Task data section start

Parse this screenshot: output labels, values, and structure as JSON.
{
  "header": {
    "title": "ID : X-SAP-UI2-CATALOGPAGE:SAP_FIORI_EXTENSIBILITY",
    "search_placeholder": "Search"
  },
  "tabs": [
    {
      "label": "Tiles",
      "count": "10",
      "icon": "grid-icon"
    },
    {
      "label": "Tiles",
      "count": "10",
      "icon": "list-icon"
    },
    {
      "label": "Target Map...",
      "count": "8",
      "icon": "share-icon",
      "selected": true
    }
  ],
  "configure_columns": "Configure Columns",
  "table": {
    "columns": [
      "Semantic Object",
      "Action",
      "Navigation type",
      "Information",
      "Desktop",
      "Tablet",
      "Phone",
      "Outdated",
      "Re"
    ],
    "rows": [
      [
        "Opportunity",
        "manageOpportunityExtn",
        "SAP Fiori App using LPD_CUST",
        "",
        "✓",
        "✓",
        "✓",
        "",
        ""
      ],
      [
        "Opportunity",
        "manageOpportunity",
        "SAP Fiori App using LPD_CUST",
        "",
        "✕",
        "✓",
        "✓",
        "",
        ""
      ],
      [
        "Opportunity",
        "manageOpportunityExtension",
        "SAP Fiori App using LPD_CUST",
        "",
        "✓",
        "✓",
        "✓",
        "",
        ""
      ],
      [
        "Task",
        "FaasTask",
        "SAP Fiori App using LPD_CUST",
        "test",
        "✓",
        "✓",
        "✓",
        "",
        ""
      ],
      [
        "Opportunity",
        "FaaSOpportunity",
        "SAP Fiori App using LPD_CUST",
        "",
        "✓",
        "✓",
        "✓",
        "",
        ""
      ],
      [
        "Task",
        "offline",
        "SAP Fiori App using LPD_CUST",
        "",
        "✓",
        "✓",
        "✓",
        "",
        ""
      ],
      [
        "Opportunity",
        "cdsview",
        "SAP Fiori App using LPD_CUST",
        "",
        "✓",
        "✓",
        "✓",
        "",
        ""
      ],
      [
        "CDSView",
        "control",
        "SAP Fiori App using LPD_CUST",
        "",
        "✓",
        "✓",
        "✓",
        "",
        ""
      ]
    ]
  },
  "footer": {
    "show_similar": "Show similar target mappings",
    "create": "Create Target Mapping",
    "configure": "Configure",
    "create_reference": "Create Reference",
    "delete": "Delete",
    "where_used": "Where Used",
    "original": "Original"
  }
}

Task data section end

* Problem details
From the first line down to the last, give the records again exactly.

* Task answer
Parse this screenshot: output labels, values, and structure as JSON.
{
  "header": {
    "title": "ID : X-SAP-UI2-CATALOGPAGE:SAP_FIORI_EXTENSIBILITY",
    "search_placeholder": "Search"
  },
  "tabs": [
    {
      "label": "Tiles",
      "count": "10",
      "icon": "grid-icon"
    },
    {
      "label": "Tiles",
      "count": "10",
      "icon": "list-icon"
    },
    {
      "label": "Target Map...",
      "count": "8",
      "icon": "share-icon",
      "selected": true
    }
  ],
  "configure_columns": "Configure Columns",
  "table": {
    "columns": [
      "Semantic Object",
      "Action",
      "Navigation type",
      "Information",
      "Desktop",
      "Tablet",
      "Phone",
      "Outdated",
      "Re"
    ],
    "rows": [
      [
        "Opportunity",
        "manageOpportunityExtn",
        "SAP Fiori App using LPD_CUST",
        "",
        "✓",
        "✓",
        "✓",
        "",
        ""
      ],
      [
        "Opportunity",
        "manageOpportunity",
        "SAP Fiori App using LPD_CUST",
        "",
        "✕",
        "✓",
        "✓",
        "",
        ""
      ],
      [
        "Opportunity",
        "manageOpportunityExtension",
        "SAP Fiori App using LPD_CUST",
        "",
        "✓",
        "✓",
        "✓",
        "",
        ""
      ],
      [
        "Task",
        "FaasTask",
        "SAP Fiori App using LPD_CUST",
        "test",
        "✓",
        "✓",
        "✓",
        "",
        ""
      ],
      [
        "Opportunity",
        "FaaSOpportunity",
        "SAP Fiori App using LPD_CUST",
        "",
        "✓",
        "✓",
        "✓",
        "",
        ""
      ],
      [
        "Task",
        "offline",
        "SAP Fiori App using LPD_CUST",
        "",
        "✓",
        "✓",
        "✓",
        "",
        ""
      ],
      [
        "Opportunity",
        "cdsview",
        "SAP Fiori App using LPD_CUST",
        "",
        "✓",
        "✓",
        "✓",
        "",
        ""
      ],
      [
        "CDSView",
        "control",
        "SAP Fiori App using LPD_CUST",
        "",
        "✓",
        "✓",
        "✓",
        "",
        ""
      ]
    ]
  },
  "footer": {
    "show_similar": "Show similar target mappings",
    "create": "Create Target Mapping",
    "configure": "Configure",
    "create_reference": "Create Reference",
    "delete": "Delete",
    "where_used": "Where Used",
    "original": "Original"
  }
}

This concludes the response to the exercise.